I especially enjoyed a command palette (Ctrl+P) that allows executing commands quickly, especially together with a Git plugin. It is possible to see a graph of our notes, tag notes for easier categorization, or search notes i.e. by using regex.

It is community-driven – and has lots of fantastic plugins!

There are already lots of plugins that make Obsidian even more powerful. Among many, I definitely recommend:

Omnisearch (+ Text Extractor) – a great search engine that indexes not only the content of files (as well as their names) but with the Text Extractor plugin, it can also index images or PDFs

Obsidian Git – allows you to use Git easily directly from Obsidian. I have several clones of the main notes repository. With this plugin, I do not need to use a command line.

Kanban – just a Kanban – nothing less, nothing more. Backed by markdown files, works exactly as it should! I replaced several Trello boards with help of this plugin.

PlantUML – this plugin will generate output (images, graphs, etc.) from the PlantUML code. I have written more about PlantUML here

Advanced Tables – makes markdown tables more powerful

Recent Files – an easy way to see the recent files

Calendar – a Calendar for your daily notes, useful if you want to create daily notes quickly.

Copy button for code blocks – adds a “copy button” for code blocks

Editor Syntax Highlight – code blocks can get additional syntax highlighting
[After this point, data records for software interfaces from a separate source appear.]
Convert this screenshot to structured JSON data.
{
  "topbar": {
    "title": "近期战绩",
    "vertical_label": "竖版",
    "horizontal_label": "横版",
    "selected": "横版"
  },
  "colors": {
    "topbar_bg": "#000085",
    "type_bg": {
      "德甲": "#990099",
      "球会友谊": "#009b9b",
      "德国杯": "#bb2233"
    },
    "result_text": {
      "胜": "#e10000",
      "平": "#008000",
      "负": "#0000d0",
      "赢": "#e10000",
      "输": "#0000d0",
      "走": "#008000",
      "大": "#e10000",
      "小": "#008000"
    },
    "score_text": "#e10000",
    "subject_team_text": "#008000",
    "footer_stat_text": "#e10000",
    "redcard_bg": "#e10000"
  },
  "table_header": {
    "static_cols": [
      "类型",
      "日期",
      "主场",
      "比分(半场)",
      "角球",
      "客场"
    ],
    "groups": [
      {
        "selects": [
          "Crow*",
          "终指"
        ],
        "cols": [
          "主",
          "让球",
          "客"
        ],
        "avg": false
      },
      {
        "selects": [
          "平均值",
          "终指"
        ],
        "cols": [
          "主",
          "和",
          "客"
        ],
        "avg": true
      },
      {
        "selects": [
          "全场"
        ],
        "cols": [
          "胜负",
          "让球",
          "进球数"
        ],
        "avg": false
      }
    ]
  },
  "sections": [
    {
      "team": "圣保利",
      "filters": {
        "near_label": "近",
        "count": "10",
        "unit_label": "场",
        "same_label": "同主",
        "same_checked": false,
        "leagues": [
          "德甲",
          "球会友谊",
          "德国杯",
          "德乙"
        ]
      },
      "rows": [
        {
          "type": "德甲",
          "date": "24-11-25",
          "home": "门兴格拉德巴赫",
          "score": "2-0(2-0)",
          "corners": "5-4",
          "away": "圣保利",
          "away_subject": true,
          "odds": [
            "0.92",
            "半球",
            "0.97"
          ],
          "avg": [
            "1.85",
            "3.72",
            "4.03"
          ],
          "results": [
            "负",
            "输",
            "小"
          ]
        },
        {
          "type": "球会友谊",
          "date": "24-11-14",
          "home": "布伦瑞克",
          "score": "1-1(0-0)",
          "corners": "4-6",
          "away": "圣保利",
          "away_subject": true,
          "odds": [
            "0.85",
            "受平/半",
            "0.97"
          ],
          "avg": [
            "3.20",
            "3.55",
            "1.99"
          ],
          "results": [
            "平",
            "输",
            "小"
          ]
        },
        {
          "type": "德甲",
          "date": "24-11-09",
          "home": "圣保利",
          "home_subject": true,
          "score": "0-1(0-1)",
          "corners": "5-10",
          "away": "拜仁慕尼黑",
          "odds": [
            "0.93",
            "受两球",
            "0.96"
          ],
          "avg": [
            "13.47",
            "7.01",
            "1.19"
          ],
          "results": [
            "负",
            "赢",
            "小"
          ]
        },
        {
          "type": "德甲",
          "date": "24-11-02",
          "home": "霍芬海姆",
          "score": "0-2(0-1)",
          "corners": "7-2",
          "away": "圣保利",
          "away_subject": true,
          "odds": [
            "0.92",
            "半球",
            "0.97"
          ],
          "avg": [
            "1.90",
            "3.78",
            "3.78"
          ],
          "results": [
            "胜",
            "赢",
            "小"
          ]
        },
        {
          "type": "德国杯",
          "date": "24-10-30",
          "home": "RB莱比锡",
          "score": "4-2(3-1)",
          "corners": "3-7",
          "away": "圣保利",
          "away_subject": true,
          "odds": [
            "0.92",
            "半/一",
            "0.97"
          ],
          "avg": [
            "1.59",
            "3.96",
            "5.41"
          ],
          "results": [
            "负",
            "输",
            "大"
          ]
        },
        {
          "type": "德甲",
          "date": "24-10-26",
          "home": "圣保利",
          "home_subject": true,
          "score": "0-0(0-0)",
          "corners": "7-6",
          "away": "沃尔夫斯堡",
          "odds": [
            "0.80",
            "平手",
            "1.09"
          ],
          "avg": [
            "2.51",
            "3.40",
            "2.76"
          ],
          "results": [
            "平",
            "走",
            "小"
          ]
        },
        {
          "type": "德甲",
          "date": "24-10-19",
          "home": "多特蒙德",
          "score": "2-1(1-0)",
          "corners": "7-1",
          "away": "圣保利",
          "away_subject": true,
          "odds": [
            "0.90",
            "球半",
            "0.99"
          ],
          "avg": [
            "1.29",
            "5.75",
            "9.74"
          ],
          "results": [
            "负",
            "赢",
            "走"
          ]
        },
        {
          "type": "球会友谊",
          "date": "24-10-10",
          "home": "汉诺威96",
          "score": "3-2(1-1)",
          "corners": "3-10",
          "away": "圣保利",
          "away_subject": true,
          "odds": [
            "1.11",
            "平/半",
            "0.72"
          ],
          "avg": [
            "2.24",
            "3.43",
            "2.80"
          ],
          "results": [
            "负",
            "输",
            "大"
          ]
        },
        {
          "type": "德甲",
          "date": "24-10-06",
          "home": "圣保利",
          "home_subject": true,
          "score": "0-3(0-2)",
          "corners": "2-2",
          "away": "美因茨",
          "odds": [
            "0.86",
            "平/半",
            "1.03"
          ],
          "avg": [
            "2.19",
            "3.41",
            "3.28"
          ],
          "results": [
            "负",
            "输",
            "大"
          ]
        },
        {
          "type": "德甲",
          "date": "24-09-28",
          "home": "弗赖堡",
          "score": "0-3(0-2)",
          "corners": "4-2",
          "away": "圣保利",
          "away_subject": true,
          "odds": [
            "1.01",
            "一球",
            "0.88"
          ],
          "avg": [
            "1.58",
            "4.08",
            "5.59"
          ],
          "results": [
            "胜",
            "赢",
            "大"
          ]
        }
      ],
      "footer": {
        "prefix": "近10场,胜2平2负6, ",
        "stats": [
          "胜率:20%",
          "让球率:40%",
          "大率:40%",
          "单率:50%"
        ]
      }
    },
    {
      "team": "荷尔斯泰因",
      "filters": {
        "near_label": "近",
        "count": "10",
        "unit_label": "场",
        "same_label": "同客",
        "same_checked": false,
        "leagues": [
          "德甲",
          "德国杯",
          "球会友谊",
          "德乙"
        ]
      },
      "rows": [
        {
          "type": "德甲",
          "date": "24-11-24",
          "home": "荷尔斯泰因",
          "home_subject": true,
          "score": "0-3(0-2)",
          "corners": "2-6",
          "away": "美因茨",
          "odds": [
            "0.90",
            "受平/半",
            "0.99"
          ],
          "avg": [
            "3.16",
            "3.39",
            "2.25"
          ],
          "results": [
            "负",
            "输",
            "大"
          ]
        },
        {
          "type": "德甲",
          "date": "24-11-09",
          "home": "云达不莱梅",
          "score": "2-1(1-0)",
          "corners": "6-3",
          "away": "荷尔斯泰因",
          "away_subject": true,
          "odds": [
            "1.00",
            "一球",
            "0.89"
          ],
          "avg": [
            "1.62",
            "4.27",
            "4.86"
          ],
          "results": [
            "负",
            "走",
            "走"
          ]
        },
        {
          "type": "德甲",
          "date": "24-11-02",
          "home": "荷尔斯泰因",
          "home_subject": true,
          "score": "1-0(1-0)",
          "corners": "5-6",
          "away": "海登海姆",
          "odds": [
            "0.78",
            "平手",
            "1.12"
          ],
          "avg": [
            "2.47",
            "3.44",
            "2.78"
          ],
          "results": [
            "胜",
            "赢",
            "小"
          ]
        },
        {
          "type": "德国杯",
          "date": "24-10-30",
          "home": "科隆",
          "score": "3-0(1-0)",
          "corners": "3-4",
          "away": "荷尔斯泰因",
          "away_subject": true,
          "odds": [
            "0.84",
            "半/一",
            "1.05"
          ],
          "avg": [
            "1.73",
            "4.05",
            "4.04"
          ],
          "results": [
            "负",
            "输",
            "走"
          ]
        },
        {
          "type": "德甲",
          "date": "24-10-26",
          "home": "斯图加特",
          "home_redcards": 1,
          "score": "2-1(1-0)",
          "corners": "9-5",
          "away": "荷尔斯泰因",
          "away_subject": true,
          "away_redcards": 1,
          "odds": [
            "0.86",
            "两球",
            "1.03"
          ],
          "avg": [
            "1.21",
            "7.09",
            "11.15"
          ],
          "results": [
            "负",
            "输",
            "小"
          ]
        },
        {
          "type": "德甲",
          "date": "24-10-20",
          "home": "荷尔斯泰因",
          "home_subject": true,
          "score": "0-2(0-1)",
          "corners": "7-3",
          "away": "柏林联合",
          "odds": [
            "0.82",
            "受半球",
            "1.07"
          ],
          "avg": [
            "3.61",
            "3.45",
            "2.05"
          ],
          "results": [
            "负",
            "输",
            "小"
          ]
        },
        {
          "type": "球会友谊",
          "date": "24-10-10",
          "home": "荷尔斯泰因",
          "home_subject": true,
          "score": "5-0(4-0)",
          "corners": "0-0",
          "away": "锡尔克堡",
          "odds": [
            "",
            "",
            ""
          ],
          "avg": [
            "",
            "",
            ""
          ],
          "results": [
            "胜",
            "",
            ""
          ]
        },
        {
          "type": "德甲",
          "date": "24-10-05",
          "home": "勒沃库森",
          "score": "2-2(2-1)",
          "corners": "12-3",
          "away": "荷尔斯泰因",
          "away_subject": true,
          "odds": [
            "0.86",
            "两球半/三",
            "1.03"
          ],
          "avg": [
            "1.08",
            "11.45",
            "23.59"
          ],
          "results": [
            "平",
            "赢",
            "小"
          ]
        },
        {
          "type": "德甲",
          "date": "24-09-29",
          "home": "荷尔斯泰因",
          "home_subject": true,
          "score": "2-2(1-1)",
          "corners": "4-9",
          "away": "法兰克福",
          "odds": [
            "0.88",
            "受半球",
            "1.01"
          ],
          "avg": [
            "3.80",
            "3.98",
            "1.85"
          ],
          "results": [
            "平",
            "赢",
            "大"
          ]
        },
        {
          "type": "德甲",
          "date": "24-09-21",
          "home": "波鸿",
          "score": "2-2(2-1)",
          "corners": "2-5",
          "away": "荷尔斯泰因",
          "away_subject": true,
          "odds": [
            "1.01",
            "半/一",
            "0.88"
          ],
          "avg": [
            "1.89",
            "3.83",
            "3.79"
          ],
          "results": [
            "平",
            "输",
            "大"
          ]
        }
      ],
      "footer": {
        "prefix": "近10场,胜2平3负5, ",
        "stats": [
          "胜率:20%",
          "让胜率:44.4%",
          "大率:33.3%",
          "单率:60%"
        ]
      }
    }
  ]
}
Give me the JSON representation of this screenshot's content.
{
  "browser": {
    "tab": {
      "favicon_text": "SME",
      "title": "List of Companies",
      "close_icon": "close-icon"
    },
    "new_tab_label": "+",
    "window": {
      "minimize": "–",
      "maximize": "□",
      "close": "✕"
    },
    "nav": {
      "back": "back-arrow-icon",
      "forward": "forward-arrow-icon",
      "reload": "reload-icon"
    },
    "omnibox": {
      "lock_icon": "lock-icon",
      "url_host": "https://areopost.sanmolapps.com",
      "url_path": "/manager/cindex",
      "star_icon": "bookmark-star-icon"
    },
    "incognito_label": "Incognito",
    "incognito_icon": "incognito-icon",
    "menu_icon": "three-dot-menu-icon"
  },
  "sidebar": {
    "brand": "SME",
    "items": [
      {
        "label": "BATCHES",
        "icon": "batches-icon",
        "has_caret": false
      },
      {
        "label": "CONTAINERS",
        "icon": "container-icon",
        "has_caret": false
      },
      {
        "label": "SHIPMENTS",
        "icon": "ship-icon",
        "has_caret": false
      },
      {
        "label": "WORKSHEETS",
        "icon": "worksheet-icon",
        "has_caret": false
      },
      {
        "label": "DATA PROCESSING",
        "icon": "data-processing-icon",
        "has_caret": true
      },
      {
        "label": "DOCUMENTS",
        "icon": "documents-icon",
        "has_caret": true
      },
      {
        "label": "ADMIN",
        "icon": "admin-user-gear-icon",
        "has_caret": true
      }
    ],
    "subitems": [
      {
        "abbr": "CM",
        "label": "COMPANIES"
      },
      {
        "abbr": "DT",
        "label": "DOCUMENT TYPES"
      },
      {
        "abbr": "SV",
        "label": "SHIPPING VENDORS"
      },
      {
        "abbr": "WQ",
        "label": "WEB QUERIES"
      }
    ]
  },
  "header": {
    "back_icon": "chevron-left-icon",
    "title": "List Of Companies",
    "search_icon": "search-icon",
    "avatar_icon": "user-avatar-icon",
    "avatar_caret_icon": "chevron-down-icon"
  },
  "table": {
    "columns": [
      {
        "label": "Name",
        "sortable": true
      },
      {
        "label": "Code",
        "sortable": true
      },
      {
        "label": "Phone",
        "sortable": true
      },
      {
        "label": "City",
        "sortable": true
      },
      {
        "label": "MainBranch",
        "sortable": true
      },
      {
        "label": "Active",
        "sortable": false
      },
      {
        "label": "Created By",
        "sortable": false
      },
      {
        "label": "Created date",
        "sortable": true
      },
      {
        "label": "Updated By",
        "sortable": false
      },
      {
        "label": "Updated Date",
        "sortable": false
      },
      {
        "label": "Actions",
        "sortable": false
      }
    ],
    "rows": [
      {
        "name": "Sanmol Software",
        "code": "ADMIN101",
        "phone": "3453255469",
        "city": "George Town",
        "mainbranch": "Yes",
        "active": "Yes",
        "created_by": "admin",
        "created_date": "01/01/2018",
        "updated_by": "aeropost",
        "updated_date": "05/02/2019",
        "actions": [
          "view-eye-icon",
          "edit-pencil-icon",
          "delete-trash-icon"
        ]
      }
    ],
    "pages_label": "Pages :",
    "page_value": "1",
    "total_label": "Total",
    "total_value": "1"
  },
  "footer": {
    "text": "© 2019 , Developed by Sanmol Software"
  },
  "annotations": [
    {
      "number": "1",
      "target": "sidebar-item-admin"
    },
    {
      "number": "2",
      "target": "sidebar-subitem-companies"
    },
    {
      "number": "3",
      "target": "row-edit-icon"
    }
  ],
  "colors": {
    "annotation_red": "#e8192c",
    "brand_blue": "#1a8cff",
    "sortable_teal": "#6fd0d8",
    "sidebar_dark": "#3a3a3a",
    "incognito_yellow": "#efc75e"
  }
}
Image Toolkit – makes working with images easier (i.e. adds zoom, rotate, color-inversion)

Paste image rename – with this plugin, you can rename pasted images

Admonition – adds admonition block-styled content 

Additionally, there are more and more themes available for Obsidian. By default, it also supports a dark theme, so it does not hurt the eyes in the evenings.

A pretty decent mobile version is there

I use an Android version of Obsidian. It is good, however, a desktop version naturally is more appealing to me. Still, a mobile version is a great thing to quickly note on the fly or check existing ones. As I do not use any cloud to synchronize my notes (yet), I utilize FolderSync to sync notes between my computer and a mobile phone.

… and it is free (for personal use)!

Last but not least, Obsidian is free. No monthly/yearly subscriptions. As notes are regular Markdown files, they are just yours as well as the Obsidian executable. There is something called Obsidian Sync which can sync your notes between various devices, and yes, it is paid. Additionally, Obsidian is paid for commercial use. Nevertheless, for personal use, there is no need to pay anything.

My verdict:)

I really enjoy using Obsidian. Community plugins allow unlocking the full potential of this app – and it will become even more significant in the future. If you think about building your knowledge base or just a place to store notes and categorize documents – give it a try. There is a high chance you will enjoy it for a longer time 🙂

PS. How I create a backup of Obsidian files in the Cloud

As I currently use Windows, I have created a batch script that packs my notes into a zip folder:

<# :
  @echo off
    powershell /nologo /noprofile /command ^
         "&{[ScriptBlock]::Create((cat """%~f0""") -join [Char[]]10).Invoke(@(&{$args}%*))}"
  exit /b
Write-Host Compress Obsidian folder to zip? [args: $args[0]] -fo Green

Write-Host -NoNewLine 'Press any key to continue...';
$null = $Host.UI.RawUI.ReadKey('NoEcho,IncludeKeyDown');

Compress-Archive -Path "C:/pathToYourObsidianVault" -DestinationPath "C:/Obsidian-$(get-date -f yyyy-MM-dd).zip"

Then I can use Cryptomator (Secure your files in the cloud – Cryptomator for the rescue!) to persist my notes in the cloud securely.


Leave a Reply

Avatar placeholder

Your email address will not be published. Required fields are marked *